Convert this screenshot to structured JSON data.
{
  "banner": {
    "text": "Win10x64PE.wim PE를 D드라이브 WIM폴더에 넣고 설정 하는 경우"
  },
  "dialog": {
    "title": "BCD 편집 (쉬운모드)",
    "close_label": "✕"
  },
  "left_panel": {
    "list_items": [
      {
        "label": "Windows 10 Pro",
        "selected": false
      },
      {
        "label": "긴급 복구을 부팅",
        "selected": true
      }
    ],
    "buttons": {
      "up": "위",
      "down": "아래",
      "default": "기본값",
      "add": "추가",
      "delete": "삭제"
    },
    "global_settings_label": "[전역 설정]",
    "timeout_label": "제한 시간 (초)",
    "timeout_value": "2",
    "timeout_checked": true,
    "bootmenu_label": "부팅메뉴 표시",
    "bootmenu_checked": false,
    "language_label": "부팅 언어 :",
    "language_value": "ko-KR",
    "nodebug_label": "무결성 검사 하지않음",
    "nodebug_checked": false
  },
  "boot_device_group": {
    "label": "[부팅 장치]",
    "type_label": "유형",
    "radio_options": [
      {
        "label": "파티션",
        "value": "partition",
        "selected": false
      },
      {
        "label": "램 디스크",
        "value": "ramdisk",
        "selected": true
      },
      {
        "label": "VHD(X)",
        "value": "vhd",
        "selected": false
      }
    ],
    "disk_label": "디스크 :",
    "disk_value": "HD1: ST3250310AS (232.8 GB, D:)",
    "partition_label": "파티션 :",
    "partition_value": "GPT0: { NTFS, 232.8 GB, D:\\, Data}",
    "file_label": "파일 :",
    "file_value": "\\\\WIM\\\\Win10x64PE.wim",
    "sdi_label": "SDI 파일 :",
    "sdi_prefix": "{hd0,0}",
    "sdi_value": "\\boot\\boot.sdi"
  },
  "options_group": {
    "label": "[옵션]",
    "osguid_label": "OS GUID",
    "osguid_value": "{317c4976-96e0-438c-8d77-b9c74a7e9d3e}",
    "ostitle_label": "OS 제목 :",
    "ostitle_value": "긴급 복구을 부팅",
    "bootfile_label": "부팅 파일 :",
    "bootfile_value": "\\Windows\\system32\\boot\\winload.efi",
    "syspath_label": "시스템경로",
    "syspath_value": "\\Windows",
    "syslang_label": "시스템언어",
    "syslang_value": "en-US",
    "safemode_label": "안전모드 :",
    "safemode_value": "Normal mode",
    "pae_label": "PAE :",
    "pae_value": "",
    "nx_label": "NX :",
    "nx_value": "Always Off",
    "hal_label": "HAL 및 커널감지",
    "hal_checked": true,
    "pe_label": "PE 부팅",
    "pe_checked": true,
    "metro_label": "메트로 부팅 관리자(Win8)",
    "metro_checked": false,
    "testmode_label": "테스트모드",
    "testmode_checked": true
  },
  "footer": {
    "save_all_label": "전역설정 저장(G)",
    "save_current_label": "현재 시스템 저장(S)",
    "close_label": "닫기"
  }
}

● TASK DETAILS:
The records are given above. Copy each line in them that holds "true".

● RESULT FOR THIS TASK:
        "selected": true
    "timeout_checked": true,
        "selected": true
    "hal_checked": true,
    "pe_checked": true,
    "testmode_checked": true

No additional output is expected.